Two reasons for starters: Perspectives is cranking out quality articles on schedule, and our financial situation is looking up. But what has given me more confidence recently is the number of Baptists in PhD programs who have expressed interest in maintaining a connection with their denominational family of origin. To put it simply they want to find ways of maintaining and developing their Baptist identity as scholars and teachers. I hope NABPR can facilitate a network in ways that will be mutually beneficial to these students and our organization.
At our annual meeting this year we will recognize two young Baptist scholars who have received dissertation fellowships from NABPR. Two other students have helped me locate Baptists in doctoral programs that are interested in a network of Baptist PhD students in religion. At present over 50 people have responded to our inquiry, and it is likely that there are more to come. I hope that you will help us reach out to these younger scholars and help us to identify more. Send any names with email and contact information to:
It’s an important time for the NABPR. The Baptist academy needs us. Young Baptist scholars need us. And whether they recognize it or not, the various groups in our fragmented Baptist world need us. I hope you will continue to support this wonderful organization that I’ve been honored to serve over the past year. I’ll look forward to seeing you in D.C. on November 18.
Annual Meeting Program Preview
Pam Scalise, Fuller Theological Seminary

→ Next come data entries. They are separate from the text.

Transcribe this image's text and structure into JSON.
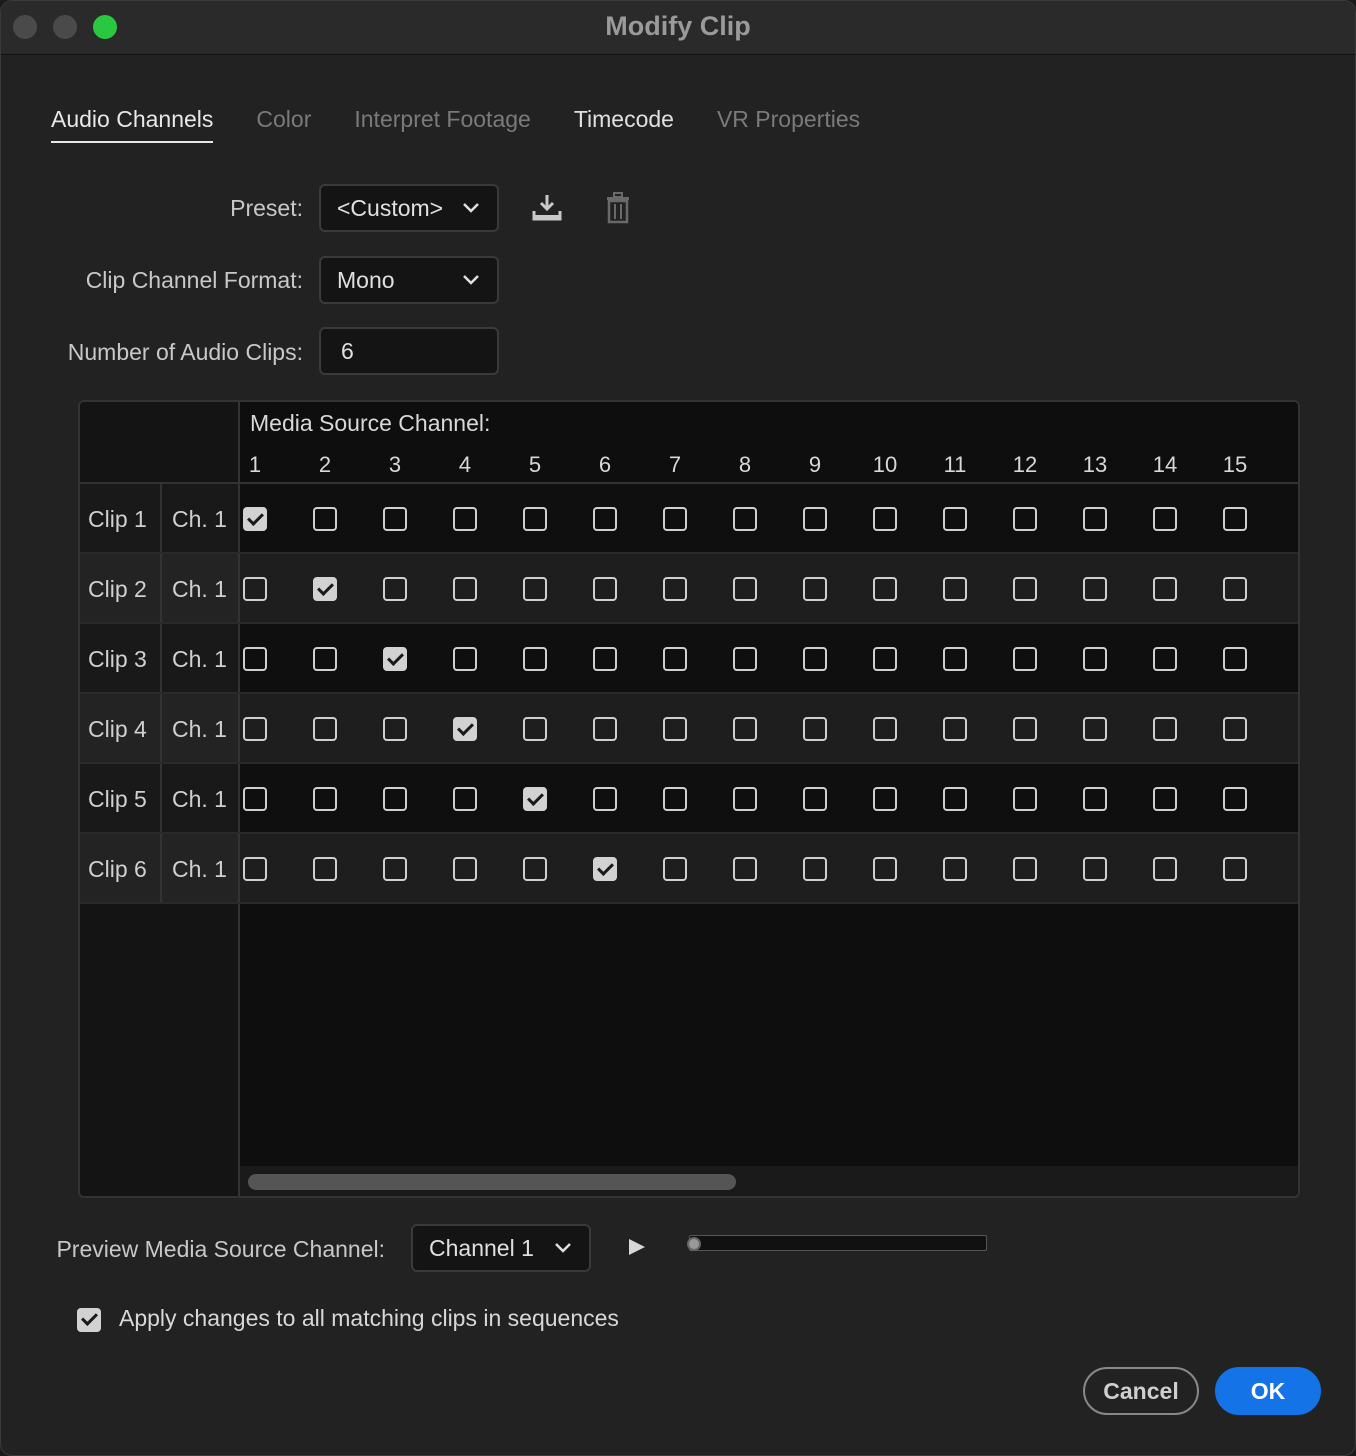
{
  "window": {
    "title": "Modify Clip"
  },
  "tabs": [
    {
      "label": "Audio Channels",
      "state": "active"
    },
    {
      "label": "Color",
      "state": "dim"
    },
    {
      "label": "Interpret Footage",
      "state": "dim"
    },
    {
      "label": "Timecode",
      "state": "bright"
    },
    {
      "label": "VR Properties",
      "state": "dim"
    }
  ],
  "preset": {
    "label": "Preset:",
    "value": "<Custom>",
    "save_icon": "save-preset-icon",
    "delete_icon": "trash-icon"
  },
  "clip_channel_format": {
    "label": "Clip Channel Format:",
    "value": "Mono"
  },
  "num_audio_clips": {
    "label": "Number of Audio Clips:",
    "value": "6"
  },
  "grid": {
    "header_label": "Media Source Channel:",
    "columns": [
      "1",
      "2",
      "3",
      "4",
      "5",
      "6",
      "7",
      "8",
      "9",
      "10",
      "11",
      "12",
      "13",
      "14",
      "15"
    ],
    "rows": [
      {
        "clip": "Clip 1",
        "channel": "Ch. 1",
        "checked_index": 0
      },
      {
        "clip": "Clip 2",
        "channel": "Ch. 1",
        "checked_index": 1
      },
      {
        "clip": "Clip 3",
        "channel": "Ch. 1",
        "checked_index": 2
      },
      {
        "clip": "Clip 4",
        "channel": "Ch. 1",
        "checked_index": 3
      },
      {
        "clip": "Clip 5",
        "channel": "Ch. 1",
        "checked_index": 4
      },
      {
        "clip": "Clip 6",
        "channel": "Ch. 1",
        "checked_index": 5
      }
    ]
  },
  "preview": {
    "label": "Preview Media Source Channel:",
    "value": "Channel 1",
    "progress": 0
  },
  "apply": {
    "label": "Apply changes to all matching clips in sequences",
    "checked": true
  },
  "buttons": {
    "cancel": "Cancel",
    "ok": "OK"
  },
  "colors": {
    "accent": "#1473e6",
    "maximize": "#2ac840",
    "background": "#222222"
  }
}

Three distinguished panelists will stimulate our thinking on the subject of “Baptists and the Ten Commandments.” Walter Harrelson has long been an advocate for the Commandments. (His most recent book on the subject, /The Ten Commandments for Today/, will be published in November.) Bill J. Leonard will give attention to the way Baptists have referenced the Commandments. Glen Stassen will propose an approach to interpreting the Commandments for ethics.